TASK OBJECTIVE ->
Each line with the word "Jemelli" must appear in the answer, copied from the records.

************

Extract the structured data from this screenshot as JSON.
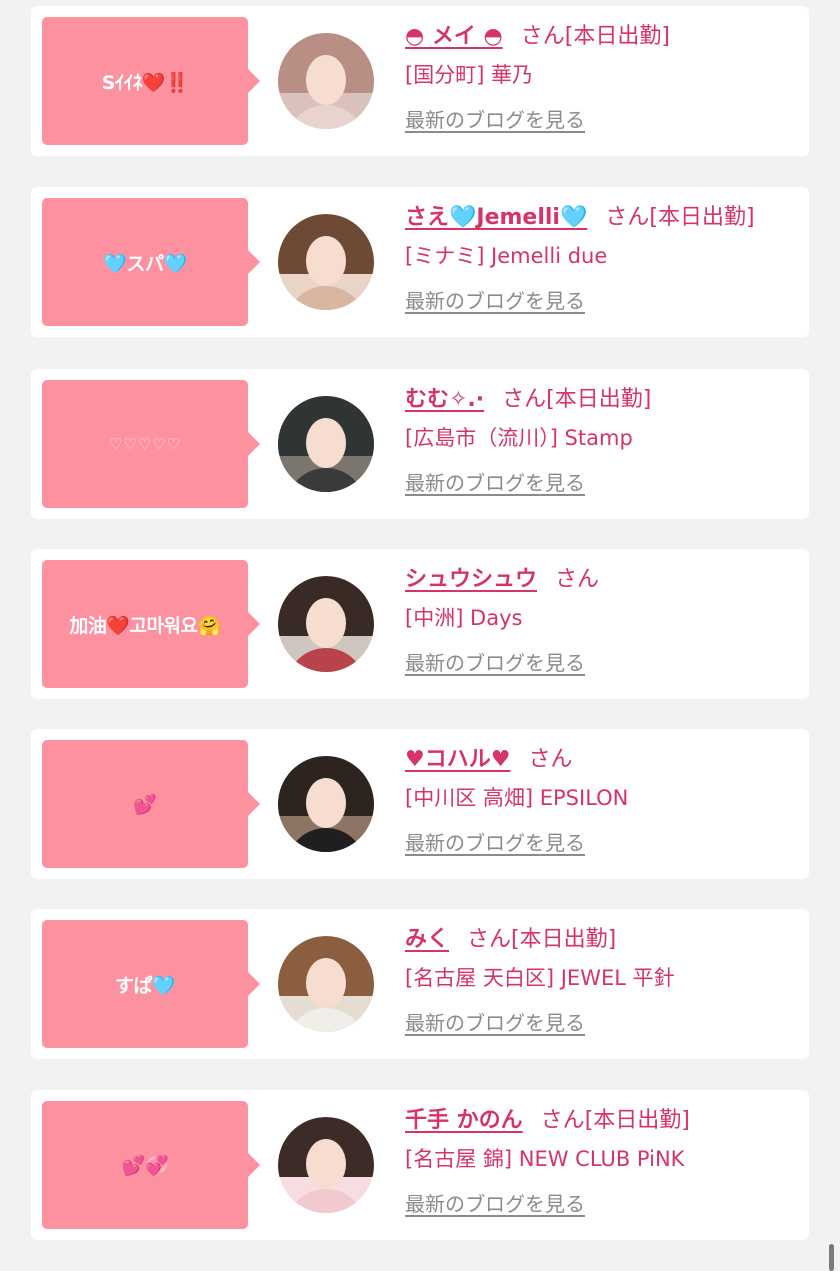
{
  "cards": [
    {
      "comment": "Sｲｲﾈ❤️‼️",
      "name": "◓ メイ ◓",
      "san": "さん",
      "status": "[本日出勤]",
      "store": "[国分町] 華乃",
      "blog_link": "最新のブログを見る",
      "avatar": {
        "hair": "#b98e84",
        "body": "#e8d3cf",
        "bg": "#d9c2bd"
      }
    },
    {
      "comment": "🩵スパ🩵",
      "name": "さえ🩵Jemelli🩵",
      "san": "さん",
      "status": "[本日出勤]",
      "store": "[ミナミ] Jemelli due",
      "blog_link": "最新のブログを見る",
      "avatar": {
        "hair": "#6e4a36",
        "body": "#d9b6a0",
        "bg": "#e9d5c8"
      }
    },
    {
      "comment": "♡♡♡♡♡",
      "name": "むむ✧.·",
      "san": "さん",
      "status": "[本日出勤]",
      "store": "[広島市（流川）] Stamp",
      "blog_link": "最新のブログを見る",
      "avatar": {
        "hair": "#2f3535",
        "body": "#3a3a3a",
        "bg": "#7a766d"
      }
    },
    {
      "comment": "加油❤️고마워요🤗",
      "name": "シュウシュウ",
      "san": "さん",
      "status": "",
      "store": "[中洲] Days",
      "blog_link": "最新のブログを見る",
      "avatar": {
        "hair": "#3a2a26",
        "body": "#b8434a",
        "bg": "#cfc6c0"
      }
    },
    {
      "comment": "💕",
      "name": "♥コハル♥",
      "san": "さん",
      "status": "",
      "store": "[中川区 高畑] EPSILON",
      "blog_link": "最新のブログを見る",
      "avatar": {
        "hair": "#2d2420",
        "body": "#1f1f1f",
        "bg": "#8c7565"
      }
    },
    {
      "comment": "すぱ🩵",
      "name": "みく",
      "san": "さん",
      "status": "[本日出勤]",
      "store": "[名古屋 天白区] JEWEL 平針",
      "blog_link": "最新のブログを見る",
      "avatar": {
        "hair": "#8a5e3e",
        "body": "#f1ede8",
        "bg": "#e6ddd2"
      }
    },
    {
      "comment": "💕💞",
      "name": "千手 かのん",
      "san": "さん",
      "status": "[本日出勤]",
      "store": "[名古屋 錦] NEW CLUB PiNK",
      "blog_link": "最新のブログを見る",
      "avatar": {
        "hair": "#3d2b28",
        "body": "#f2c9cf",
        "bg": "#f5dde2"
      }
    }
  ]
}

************

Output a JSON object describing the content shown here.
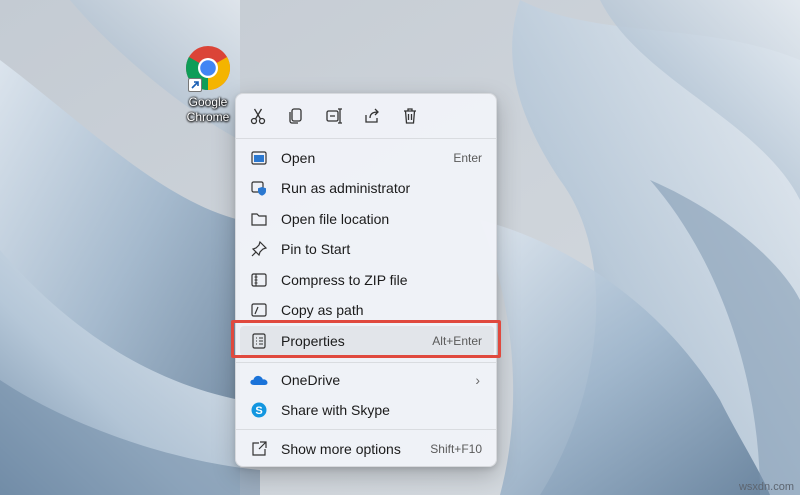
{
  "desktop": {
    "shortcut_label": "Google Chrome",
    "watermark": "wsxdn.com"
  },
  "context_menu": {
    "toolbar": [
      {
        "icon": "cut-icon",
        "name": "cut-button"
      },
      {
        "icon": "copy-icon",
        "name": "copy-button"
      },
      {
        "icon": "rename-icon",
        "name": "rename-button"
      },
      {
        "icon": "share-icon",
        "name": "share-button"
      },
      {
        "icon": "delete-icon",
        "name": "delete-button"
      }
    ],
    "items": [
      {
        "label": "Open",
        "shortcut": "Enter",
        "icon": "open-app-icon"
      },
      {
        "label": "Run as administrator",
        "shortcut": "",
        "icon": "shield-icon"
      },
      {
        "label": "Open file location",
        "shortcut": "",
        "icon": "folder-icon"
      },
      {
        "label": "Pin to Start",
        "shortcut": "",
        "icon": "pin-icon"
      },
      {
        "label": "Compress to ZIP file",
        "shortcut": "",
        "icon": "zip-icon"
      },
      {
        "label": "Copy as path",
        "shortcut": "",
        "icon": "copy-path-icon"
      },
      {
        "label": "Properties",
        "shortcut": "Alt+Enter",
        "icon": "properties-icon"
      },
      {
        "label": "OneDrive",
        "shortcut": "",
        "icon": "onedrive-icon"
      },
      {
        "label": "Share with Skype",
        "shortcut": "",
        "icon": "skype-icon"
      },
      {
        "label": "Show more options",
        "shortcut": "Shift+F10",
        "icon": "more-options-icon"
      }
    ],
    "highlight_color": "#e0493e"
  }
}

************

OUTPUT OF THE TASK ->
      "name": "さえ🩵Jemelli🩵",
      "store": "[ミナミ] Jemelli due",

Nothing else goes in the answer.